What’s the deal with safeties in the Super Bowl? They’ve happened in that game way more often than you would think.

I remember the Steelers getting safeties in back-to-back Super Bowls in the ‘70s, with Reggie Harrison blocking a punt to kickstart their rally past Dallas in Super Bowl X. The Bears and Giants scored safeties on sacks in the ‘80s. And there were safeties in Super Bowls three years in a row about 10 years ago, including a cheap one that involved the Ravens taking one to improve field position and kill remaining seconds.

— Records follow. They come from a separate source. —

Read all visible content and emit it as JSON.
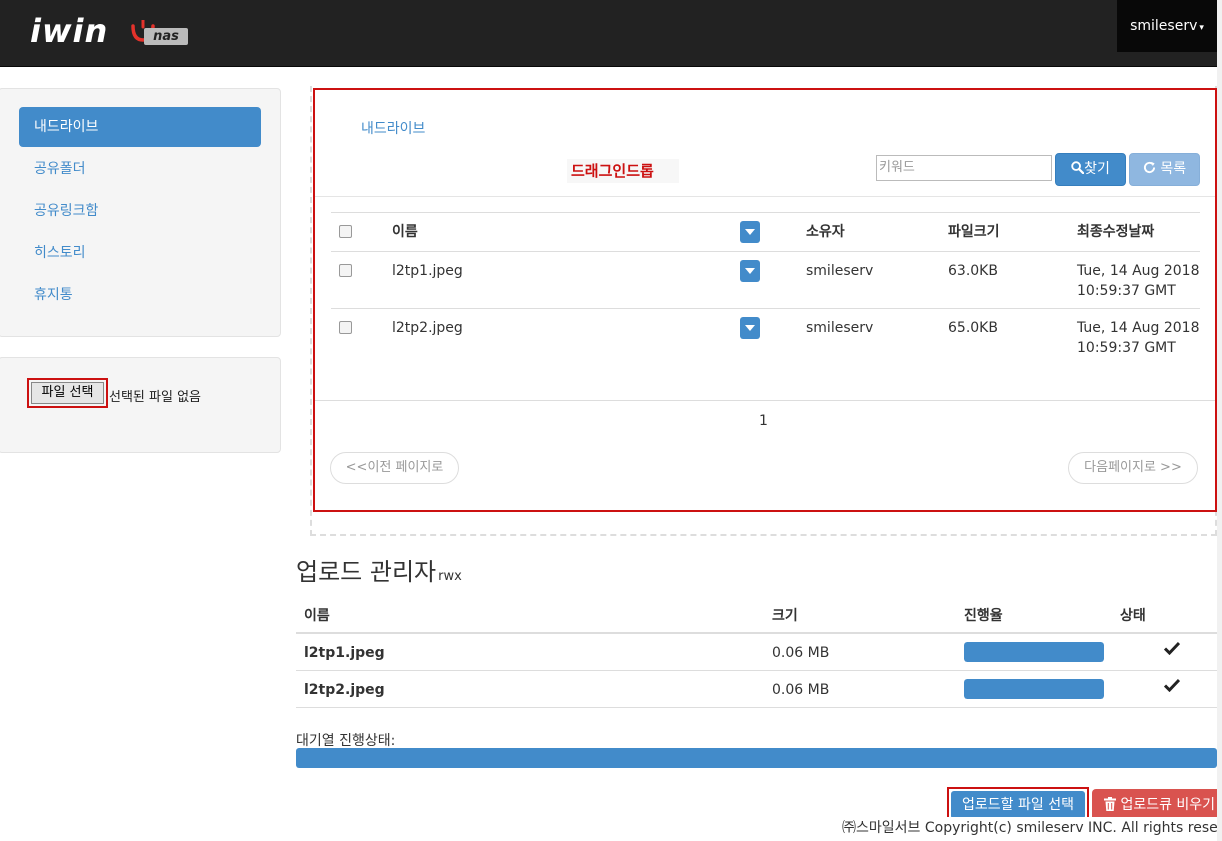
{
  "navbar": {
    "logo_text": "iwin",
    "logo_badge": "nas",
    "user": "smileserv"
  },
  "sidebar": {
    "items": [
      {
        "label": "내드라이브",
        "active": true
      },
      {
        "label": "공유폴더",
        "active": false
      },
      {
        "label": "공유링크함",
        "active": false
      },
      {
        "label": "히스토리",
        "active": false
      },
      {
        "label": "휴지통",
        "active": false
      }
    ]
  },
  "file_picker": {
    "button_label": "파일 선택",
    "status": "선택된 파일 없음"
  },
  "drive": {
    "breadcrumb": "내드라이브",
    "drag_label": "드래그인드롭",
    "search_placeholder": "키워드",
    "search_button": "찾기",
    "list_button": "목록",
    "columns": {
      "name": "이름",
      "owner": "소유자",
      "size": "파일크기",
      "modified": "최종수정날짜"
    },
    "files": [
      {
        "name": "l2tp1.jpeg",
        "owner": "smileserv",
        "size": "63.0KB",
        "modified_date": "Tue, 14 Aug 2018",
        "modified_time": "10:59:37 GMT"
      },
      {
        "name": "l2tp2.jpeg",
        "owner": "smileserv",
        "size": "65.0KB",
        "modified_date": "Tue, 14 Aug 2018",
        "modified_time": "10:59:37 GMT"
      }
    ],
    "page": "1",
    "prev_label": "<<이전 페이지로",
    "next_label": "다음페이지로 >>"
  },
  "upload_manager": {
    "title": "업로드 관리자",
    "subtitle": "rwx",
    "columns": {
      "name": "이름",
      "size": "크기",
      "progress": "진행율",
      "status": "상태"
    },
    "rows": [
      {
        "name": "l2tp1.jpeg",
        "size": "0.06 MB",
        "progress": 1.0
      },
      {
        "name": "l2tp2.jpeg",
        "size": "0.06 MB",
        "progress": 1.0
      }
    ],
    "queue_label": "대기열 진행상태:",
    "queue_progress": 1.0,
    "select_button": "업로드할 파일 선택",
    "clear_button": "업로드큐 비우기"
  },
  "footer": "㈜스마일서브 Copyright(c) smileserv INC. All rights reserved.",
  "colors": {
    "primary": "#428bca",
    "danger": "#d9534f",
    "highlight": "#cc1111",
    "navbar": "#222222"
  }
}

1974PittsburghMin.W 16-6Tarkenton tackled in end zone
1975PittsburghDall.W 21-17blocked punt
1985ChicagoN.E.W 46-10Grogan sacked in end zone
1986NY GiantsDen.W 39-20Elway sacked in end zone
1990BuffaloNYGL 19-20Hostetler sacked in end zone
2008ArizonaPitt.L 23-27holding in end zone
2011NY GiantsN.E.W 21-17Brady intentional grounding
2012San FranciscoBalt.L 31-34intentional in final seconds
2013SeattleDen.W 43-8Bad snap recovered in end zone

In the 57 Super Bowls, there have been 9 safeties. Not a ton, but more than what you’ll get in a typical sample of 57 games.

In the just-completed season, there were 17 safeties in 272 games, a rate of 6.3 percent. Since the move to 32 teams in 2002, there have been safeties in 6.1 percent of regular season games. But in the 32-team era, there have been safeties in 4 of 21 Super Bowls, a rate of over 19 percent. (The rate drops to 15.7 percent if you want to include the Super Bowls played in the previous century.)

It’s such an obscure event that I wouldn’t recommend trying to play it as a prop. It’s a wild dart throw. You’re hoping that Brock Purdy somehow melts down under increased pressure of being on the big stage. Or that Nick Bosa dials up a big game (perhaps this is the week that the officials finally decide to start flagging Jawaan Taylor for lining up a yard too deep at tackle). and Kansas City’s blitzes.

The price tag on a safety bet isn’t set favorably. In typical sportsbooks, it’s offered at +1000, implying that you would break even if you bet for a safety in every Super Bowl and they occurred about 9 percent of the time. They’re not setting it down around 6 percent, which is suggested by the big-picture numbers – if there’s an increase likelihood of a safety occurring in Super Bowls, they’ve taken a huge bite out of that probability.

So I will pass on betting on the potential of a safety (then kick myself when we see one happen again, keeping this odd trend alive.)

—Ian Allan